VMware’s Antrea Brings Programmable Networks to Kubernetes
VMware’s Project Antrea has recently reached two milestones with the release of version 1.0 and its becoming a Cloud Native Computing Foundation Sandbox project as the CNCF and its engagement with the open source community continue to bear fruit.
After the day’s events at KubeCon + CloudNativeCon Europe on May 5, VMware staff engineers Antonin Bas and Jianjun Shen, discussed what is new about the Kubernetes networking and security tool Antrea and showed some of its features during a demo during the “Project Antrea and KubeCon EU Recap: A Look into the Project’s Maintainers with VMware” livestream. The New Stack founder and publisher Alex Williams and editorial and marketing director Libby Clark hosted the livestream.

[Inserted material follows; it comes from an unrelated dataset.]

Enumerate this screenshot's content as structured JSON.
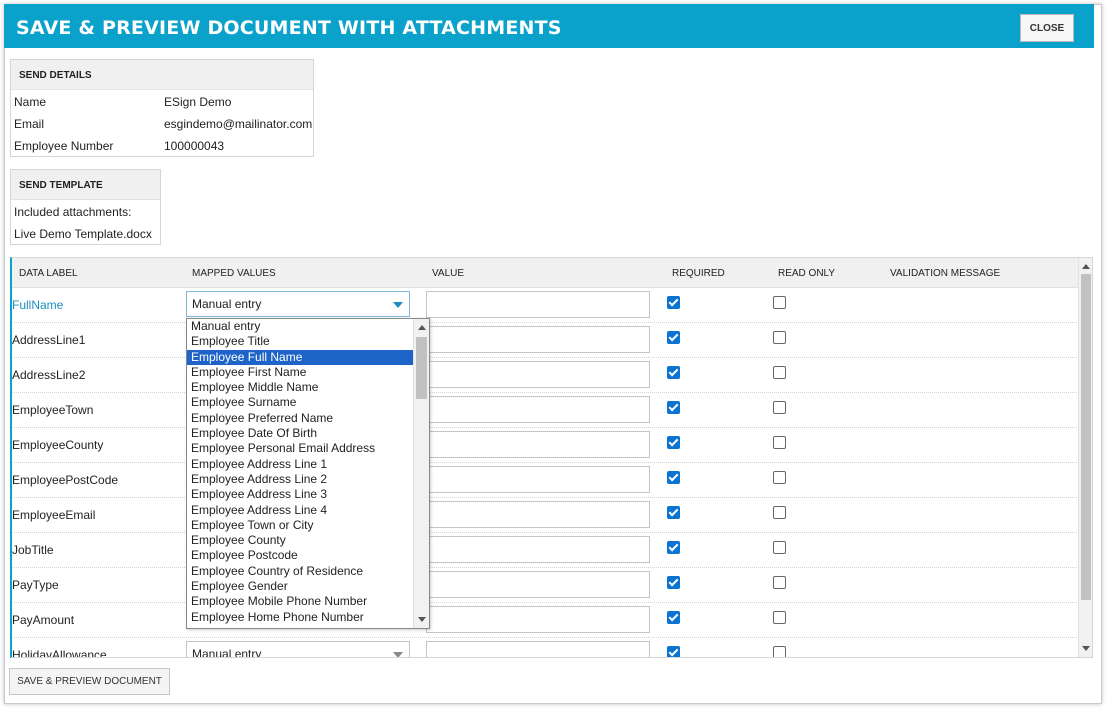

Antrea’s 1.0 release and its becoming a Sandbox project serve as a “testimony to all of our partners in the last 18 months,” Bas said. “I think that really marks our desire and shows our commitment to the project, and we are confident that the project is now stable enough for production use.”
Maintaining a close relationship with the open source community has also been important, Shen said, in order to help attract “community support and more users and developers.”
The idea is also to “increase synergy with the other CNCF projects” Bas said. “I think it’s important for CNCF projects to maintain that synergy and a great way for users to have a centralized place where they can [better navigate] the Kubernetes and cloud native landscape,” Bas explained.
The software, released in November 2019, serves as a Container Network Interface (CNI) and Kubernetes NetworkPolicy for any Kubernetes cluster, regardless of its source. Built on Open vSwitch (OVS), the original project team realized before its release that there was not a CNCF project for a CNI plugin.
“Things have changed since then, but at the time, we really wanted to put Antrea out there as a CNI plugin to become a CNCF Sandbox project. That’s what kick started that,” Bas said.
The programmability of the OVS has been conducive for implementing networking and other features, Bas said. It also facilitates “troubleshooting covering “everything from basic Layer 3 connectivity to Layer 4 load balancing,” Bas said.
Antrea 1.0 main features include “cluster-wide” security policies and policy tiering, Egress-policy control, improved observability and diagnostics, and encryption.
For multiple tenants that share a cluster, each tenant has a designated namespace, while it is also possible to “prevent cross namespace traffic in order to isolate tenants — unless it is necessary for your applications,” Bas said.
For network latency, for example, it is possible to observe traffic between services and determine bandwidth distribution in order to “figure out if someone is hogging bandwidth in your cluster,” Bas said.
Logging capabilities used to audit connections can reveal, for example, rejected and authorized connections and other data. Logs are also archived in a centralized location making it easier to observe and then block connections that might violate network policies.
View the full discussion here.